One of the most difficult symptoms of ulcerative colitis that I have had to deal with is abdominal cramps. Now, keep in mind that I have children and I think that some of the abdominal cramps that I have rival contractions. OK, maybe they are not that bad – but, sometimes, they sure feel like it!
I have several ways that I cope with the horrible abdominal cramps associated with ulcerative colitis. It is just a matter of trial and error with each abdominal cramp flare-up to figure out what method works the best for that set of cramps. I only take prescription medication when I absolutely have to, and I will not take them if I am staying home and not going anywhere.
I have discovered that laying flat on my stomach on the floor helps to lessen the pain. I am not sure why this works, but it does work for me. I know a few other ulcerative colitis sufferers who say that this helps them, too. When you first lie down on the floor, it hurts a little more, but once you lie down fully and relax, the pain does lessen.
I remember during child birth the nurses told me not to tense my body up. This suggestion works for ulcerative colitis cramps too! The more relaxed you can keep your stomach area, the less it will hurt. I guess that this is why stretching my abdominal muscles works sometimes.
I have an exercise ball that I will lay across on my back. This helps sometimes. I use my exercise ball a lot. I will turn over and lay on my stomach sometimes because the pressure helps to relieve the cramps too.
I have also figured out that if I exercise my stomach muscles when I am not having cramps, that my cramps are not as bad. I do abdominal exercises on my exercise ball. I also work my back muscles. This also helps with my cramps.
Sometimes, if I am having truly horrible cramps, I run a bath tub of warm water. I put Epsom salt in the water. I make sure that the water is between 104 degrees and 110 degrees.

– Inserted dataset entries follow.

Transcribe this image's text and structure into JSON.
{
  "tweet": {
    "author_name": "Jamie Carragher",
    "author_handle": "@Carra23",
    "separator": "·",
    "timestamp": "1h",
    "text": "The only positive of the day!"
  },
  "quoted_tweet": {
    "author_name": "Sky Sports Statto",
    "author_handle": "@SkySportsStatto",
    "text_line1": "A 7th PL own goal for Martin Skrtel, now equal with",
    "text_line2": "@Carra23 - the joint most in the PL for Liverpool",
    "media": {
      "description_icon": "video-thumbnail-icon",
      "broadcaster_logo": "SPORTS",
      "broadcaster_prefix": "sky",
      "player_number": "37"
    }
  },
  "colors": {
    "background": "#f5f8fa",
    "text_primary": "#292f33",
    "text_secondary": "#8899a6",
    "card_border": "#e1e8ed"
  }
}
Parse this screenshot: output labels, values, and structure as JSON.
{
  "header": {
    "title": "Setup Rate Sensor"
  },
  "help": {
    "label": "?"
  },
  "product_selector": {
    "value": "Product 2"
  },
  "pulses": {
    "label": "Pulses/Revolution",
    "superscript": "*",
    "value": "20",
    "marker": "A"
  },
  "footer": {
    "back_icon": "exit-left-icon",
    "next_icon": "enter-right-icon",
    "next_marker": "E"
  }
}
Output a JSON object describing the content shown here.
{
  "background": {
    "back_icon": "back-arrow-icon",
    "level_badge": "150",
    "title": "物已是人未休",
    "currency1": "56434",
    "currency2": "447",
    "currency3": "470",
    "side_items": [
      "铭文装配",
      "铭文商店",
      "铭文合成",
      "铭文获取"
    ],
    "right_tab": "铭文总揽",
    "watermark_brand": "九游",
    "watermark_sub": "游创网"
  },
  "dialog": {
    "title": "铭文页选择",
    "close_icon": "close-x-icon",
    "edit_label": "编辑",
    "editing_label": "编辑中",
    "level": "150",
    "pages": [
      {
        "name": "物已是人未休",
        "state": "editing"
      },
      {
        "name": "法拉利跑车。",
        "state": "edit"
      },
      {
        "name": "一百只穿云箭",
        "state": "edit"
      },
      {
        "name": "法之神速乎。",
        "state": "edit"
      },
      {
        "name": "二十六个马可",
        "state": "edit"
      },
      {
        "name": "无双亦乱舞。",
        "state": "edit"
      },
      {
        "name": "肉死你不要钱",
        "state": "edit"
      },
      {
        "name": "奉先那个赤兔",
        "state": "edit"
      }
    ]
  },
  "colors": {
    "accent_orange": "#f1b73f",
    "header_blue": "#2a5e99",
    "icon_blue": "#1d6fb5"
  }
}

I am not sure exactly why but, this is the temperature range that seems to work the best for me. Anything cooler does not help much. Anything hotter seems to make my cramps worse. Plus, if the water is too hot, I can’t sit in it very long. When you do soak in the tub, if it is not deep enough to cover your whole stomach, turn over and lay on your stomach. This has a triple effect because there will be light pressure on your stomach, it will be in the warm water and you will be stretching your stomach muscles slightly because you have to keep your face out of the water.
I guess that everyone just has to figure out what works for them when it comes to getting through ulcerative colitis cramps. It took me about a year to figure out what works for me. I have a lot of friends who have ulcerative colitis and a few friends with other abdominal conditions who gave me a lot of suggestions that worked for them but, some of the suggestions just did not seem to work for me.
Just remember that every abdominal cramp is different so, you may have to try a few different things to get the best relief possible.